Stored items
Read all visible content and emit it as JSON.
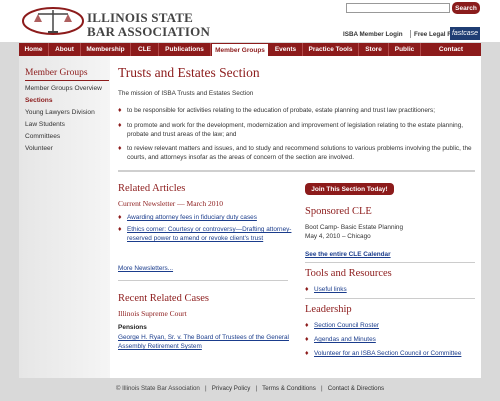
{
  "header": {
    "logo_line1": "ILLINOIS STATE",
    "logo_line2": "BAR ASSOCIATION",
    "search_button": "Search",
    "search_placeholder": "",
    "member_login": "ISBA Member Login",
    "free_research": "Free Legal Research",
    "fastcase": "fastcase"
  },
  "nav": {
    "items": [
      "Home",
      "About",
      "Membership",
      "CLE",
      "Publications",
      "Member Groups",
      "Events",
      "Practice Tools",
      "Store",
      "Public",
      "Contact"
    ],
    "active": "Member Groups"
  },
  "sidebar": {
    "title": "Member Groups",
    "items": [
      "Member Groups Overview",
      "Sections",
      "Young Lawyers Division",
      "Law Students",
      "Committees",
      "Volunteer"
    ],
    "active": "Sections"
  },
  "main": {
    "title": "Trusts and Estates Section",
    "mission": "The mission of ISBA Trusts and Estates Section",
    "bullets": [
      "to be responsible for activities relating to the education of probate, estate planning and trust law practitioners;",
      "to promote and work for the development, modernization and improvement of legislation relating to the estate planning, probate and trust areas of the law; and",
      "to review relevant matters and issues, and to study and recommend solutions to various problems involving the public, the courts, and attorneys insofar as the areas of concern of the section are involved."
    ]
  },
  "articles": {
    "heading": "Related Articles",
    "newsletter": "Current Newsletter — March 2010",
    "items": [
      "Awarding attorney fees in fiduciary duty cases",
      "Ethics corner: Courtesy or controversy—Drafting attorney-reserved power to amend or revoke client's trust"
    ],
    "more": "More Newsletters..."
  },
  "cases": {
    "heading": "Recent Related Cases",
    "court": "Illinois Supreme Court",
    "category": "Pensions",
    "case_link": "George H. Ryan, Sr. v. The Board of Trustees of the General Assembly Retirement System"
  },
  "right": {
    "join_button": "Join This Section Today!",
    "cle_heading": "Sponsored CLE",
    "cle_event": "Boot Camp- Basic Estate Planning",
    "cle_date": "May 4, 2010 – Chicago",
    "cle_calendar": "See the entire CLE Calendar",
    "tools_heading": "Tools and Resources",
    "tools_items": [
      "Useful links"
    ],
    "leadership_heading": "Leadership",
    "leadership_items": [
      "Section Council Roster",
      "Agendas and Minutes",
      "Volunteer for an ISBA Section Council or Committee"
    ]
  },
  "footer": {
    "copyright": "© Illinois State Bar Association",
    "links": [
      "Privacy Policy",
      "Terms & Conditions",
      "Contact & Directions"
    ],
    "separator": "|"
  },
  "colors": {
    "brand_red": "#8c1b1b",
    "link_blue": "#1a3c8c",
    "background_gray": "#d9d9d9"
  }
}
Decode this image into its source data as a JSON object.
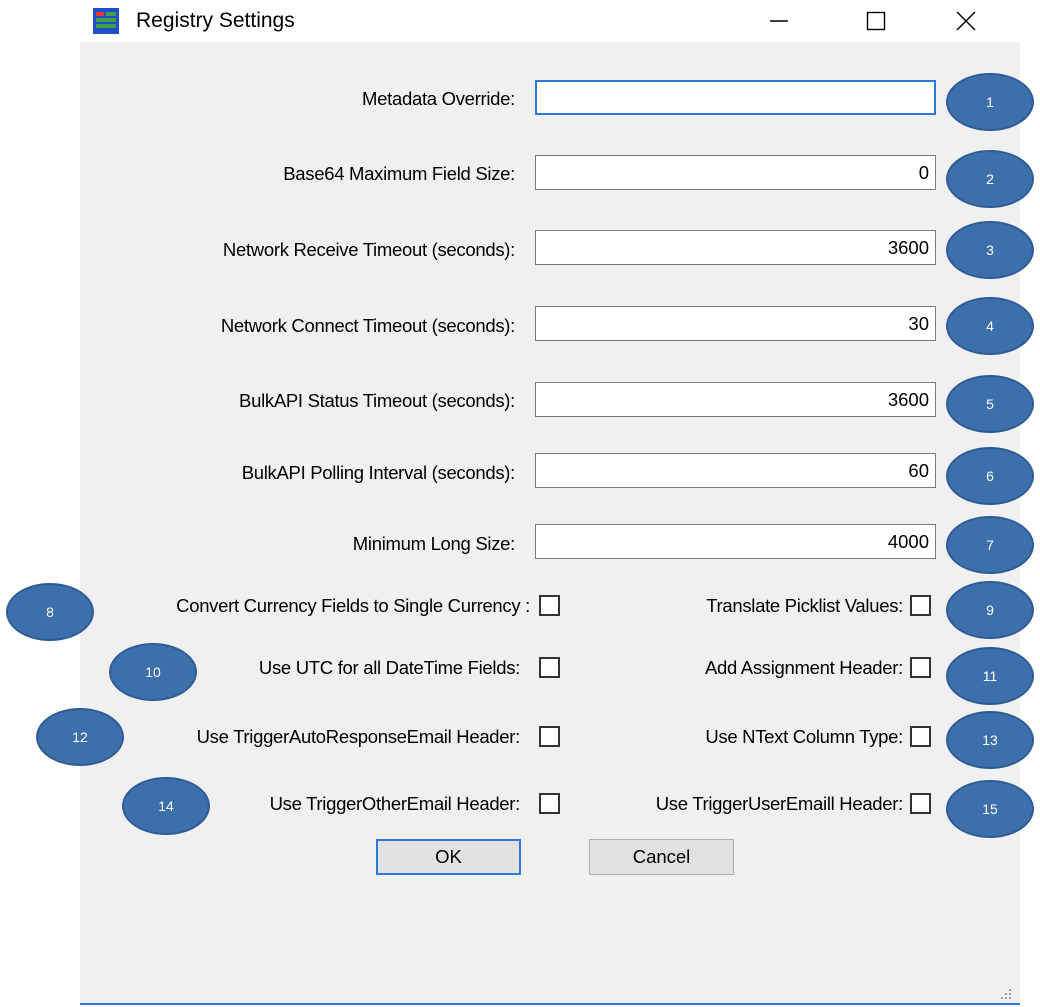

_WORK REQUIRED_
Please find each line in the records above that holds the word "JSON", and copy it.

_ANSWER SPACE_
Read all visible content and emit it as JSON.
Decode this image into its source data as a JSON object.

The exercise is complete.